*What the task requires*.
Check every line of the entries for "Subsequence", and copy the lines that hold it.
Material for this exercise START
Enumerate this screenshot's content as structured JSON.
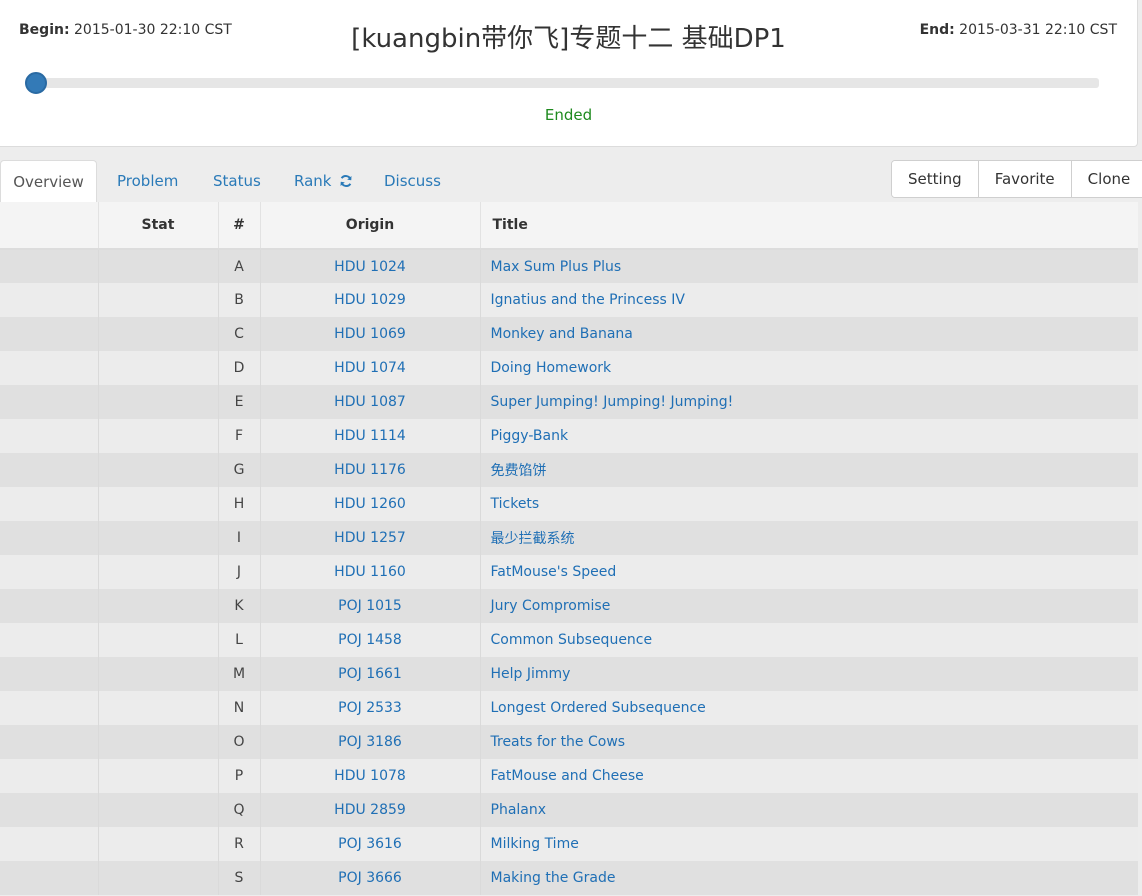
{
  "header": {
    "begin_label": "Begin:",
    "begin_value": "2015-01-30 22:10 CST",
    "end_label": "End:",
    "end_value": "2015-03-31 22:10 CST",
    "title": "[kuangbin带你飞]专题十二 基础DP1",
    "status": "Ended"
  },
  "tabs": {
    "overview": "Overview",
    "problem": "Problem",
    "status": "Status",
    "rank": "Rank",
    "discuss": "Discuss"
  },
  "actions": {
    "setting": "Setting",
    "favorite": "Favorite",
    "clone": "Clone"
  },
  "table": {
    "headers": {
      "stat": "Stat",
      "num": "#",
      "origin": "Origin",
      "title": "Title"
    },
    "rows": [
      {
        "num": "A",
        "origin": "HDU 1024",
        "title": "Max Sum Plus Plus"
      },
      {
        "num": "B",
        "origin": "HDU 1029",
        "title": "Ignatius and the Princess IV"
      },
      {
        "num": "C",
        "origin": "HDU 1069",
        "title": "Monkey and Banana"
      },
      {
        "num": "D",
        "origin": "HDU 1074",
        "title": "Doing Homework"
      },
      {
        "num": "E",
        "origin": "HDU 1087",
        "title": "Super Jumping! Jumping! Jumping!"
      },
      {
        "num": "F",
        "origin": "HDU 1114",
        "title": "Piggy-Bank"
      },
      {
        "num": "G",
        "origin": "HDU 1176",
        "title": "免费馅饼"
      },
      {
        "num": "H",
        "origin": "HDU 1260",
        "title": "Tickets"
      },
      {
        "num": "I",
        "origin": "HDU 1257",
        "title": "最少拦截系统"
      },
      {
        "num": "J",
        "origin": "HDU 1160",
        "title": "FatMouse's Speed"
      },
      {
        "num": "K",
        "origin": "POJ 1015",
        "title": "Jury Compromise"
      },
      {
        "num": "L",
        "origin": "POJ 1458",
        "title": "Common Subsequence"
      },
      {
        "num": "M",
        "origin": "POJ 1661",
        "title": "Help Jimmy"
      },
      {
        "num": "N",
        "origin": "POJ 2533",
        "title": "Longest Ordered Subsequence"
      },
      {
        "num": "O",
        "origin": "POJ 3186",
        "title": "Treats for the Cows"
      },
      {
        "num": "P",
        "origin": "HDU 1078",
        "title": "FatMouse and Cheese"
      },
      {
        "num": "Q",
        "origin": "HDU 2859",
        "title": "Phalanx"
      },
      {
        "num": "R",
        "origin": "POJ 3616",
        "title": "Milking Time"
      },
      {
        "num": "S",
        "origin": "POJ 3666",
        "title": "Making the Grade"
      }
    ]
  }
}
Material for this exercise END
*Solution to this task*.
        "title": "Common Subsequence"
        "title": "Longest Ordered Subsequence"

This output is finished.